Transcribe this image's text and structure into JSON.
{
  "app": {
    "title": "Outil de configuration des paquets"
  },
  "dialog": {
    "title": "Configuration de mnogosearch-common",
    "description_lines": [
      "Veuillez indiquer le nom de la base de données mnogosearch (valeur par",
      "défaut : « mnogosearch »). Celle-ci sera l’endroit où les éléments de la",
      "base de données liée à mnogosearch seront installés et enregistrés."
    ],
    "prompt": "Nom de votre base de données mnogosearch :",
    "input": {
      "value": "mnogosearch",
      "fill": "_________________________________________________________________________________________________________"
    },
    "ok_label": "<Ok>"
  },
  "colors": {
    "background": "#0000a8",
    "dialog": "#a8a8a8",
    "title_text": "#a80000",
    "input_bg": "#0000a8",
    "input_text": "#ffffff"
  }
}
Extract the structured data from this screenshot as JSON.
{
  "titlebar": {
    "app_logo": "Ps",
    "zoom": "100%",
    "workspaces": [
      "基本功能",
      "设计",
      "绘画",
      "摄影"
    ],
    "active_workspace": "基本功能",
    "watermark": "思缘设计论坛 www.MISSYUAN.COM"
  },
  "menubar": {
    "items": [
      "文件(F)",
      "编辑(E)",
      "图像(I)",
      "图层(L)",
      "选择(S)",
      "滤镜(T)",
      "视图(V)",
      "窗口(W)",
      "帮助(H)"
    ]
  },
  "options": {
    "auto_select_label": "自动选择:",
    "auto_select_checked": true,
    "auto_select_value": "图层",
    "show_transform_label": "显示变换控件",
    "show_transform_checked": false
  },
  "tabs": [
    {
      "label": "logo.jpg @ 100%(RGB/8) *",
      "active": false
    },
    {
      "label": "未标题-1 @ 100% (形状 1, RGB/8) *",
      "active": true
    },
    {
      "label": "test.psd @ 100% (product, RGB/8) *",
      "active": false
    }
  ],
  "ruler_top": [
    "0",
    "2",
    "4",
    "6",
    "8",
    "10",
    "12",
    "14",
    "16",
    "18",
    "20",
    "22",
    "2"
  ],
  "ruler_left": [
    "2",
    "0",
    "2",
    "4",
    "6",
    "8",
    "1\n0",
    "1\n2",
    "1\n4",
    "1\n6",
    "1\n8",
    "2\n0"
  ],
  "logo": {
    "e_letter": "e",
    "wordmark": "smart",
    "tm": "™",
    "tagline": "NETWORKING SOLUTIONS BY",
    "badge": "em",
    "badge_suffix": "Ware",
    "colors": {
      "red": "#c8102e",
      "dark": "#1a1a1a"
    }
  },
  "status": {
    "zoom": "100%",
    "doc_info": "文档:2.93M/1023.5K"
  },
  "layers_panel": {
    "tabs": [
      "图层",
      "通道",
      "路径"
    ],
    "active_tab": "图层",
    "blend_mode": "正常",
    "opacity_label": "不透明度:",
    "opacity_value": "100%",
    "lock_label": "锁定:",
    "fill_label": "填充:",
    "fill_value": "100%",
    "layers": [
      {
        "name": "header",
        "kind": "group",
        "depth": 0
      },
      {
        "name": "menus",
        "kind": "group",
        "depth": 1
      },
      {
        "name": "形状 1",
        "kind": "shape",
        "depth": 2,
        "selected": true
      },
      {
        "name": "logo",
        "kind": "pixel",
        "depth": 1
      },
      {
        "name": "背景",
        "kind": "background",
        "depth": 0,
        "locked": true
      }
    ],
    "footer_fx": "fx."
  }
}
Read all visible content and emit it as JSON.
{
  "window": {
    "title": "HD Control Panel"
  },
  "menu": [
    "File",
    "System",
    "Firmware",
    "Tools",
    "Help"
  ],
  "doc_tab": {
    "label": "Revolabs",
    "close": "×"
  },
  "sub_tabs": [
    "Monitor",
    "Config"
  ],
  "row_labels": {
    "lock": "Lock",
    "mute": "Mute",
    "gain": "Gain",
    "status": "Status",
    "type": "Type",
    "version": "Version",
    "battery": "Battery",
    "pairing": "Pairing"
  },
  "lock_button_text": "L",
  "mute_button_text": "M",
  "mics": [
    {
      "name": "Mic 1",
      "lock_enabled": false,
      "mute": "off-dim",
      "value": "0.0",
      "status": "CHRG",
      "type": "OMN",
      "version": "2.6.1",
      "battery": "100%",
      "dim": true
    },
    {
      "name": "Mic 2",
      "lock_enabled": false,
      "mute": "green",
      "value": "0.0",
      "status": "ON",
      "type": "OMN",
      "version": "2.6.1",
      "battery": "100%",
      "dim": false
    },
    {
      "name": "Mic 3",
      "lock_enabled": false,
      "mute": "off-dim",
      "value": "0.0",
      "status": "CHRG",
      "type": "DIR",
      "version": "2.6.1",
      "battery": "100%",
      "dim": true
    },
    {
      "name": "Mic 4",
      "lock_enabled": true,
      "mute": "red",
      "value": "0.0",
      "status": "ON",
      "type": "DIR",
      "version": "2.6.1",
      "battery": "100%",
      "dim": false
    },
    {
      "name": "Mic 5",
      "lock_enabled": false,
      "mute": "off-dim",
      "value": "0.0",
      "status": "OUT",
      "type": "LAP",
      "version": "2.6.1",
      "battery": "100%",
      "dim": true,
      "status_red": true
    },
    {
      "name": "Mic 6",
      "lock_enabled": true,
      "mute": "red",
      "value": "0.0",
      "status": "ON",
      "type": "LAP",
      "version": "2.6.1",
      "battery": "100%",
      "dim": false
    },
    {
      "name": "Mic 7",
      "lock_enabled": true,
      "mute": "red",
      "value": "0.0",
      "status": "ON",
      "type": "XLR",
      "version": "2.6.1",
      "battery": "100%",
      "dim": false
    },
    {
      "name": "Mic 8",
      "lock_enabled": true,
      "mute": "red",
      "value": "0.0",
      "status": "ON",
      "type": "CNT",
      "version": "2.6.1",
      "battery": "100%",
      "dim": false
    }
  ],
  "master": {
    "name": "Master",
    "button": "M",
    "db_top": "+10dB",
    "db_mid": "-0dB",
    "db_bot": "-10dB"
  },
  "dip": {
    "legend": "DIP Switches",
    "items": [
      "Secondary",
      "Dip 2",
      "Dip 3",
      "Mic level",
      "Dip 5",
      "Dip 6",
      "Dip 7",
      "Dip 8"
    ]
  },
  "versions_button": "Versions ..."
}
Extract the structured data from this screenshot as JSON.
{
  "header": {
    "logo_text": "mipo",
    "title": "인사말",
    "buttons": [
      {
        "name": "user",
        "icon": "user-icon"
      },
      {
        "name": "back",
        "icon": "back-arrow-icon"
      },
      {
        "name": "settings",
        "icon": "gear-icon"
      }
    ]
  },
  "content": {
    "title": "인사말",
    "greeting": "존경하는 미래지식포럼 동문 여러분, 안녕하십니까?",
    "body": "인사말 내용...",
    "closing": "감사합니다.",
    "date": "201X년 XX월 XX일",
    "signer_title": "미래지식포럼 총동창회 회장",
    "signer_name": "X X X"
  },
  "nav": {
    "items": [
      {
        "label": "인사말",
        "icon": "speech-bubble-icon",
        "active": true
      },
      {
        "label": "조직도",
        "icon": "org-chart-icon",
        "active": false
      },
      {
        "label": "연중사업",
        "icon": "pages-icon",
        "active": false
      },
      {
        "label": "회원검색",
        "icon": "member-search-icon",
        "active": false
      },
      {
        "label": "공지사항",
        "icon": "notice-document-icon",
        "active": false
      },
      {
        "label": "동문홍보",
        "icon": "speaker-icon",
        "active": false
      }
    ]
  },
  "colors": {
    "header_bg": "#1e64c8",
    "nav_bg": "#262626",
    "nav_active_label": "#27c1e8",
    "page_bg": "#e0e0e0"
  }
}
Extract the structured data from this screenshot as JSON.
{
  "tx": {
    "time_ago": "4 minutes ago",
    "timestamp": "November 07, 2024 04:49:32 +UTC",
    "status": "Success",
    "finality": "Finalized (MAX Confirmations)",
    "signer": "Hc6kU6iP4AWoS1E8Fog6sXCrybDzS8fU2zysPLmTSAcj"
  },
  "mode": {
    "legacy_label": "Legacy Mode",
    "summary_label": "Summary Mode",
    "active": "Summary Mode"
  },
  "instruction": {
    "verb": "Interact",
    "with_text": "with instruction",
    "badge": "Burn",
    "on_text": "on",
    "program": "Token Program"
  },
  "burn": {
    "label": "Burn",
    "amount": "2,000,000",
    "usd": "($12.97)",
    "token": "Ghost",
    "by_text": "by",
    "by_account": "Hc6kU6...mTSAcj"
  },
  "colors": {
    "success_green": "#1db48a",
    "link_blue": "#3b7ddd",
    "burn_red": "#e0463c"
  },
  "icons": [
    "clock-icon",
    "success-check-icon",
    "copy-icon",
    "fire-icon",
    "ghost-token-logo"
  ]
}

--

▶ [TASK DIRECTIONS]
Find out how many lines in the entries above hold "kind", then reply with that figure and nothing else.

▶ [TASK RESULT]
5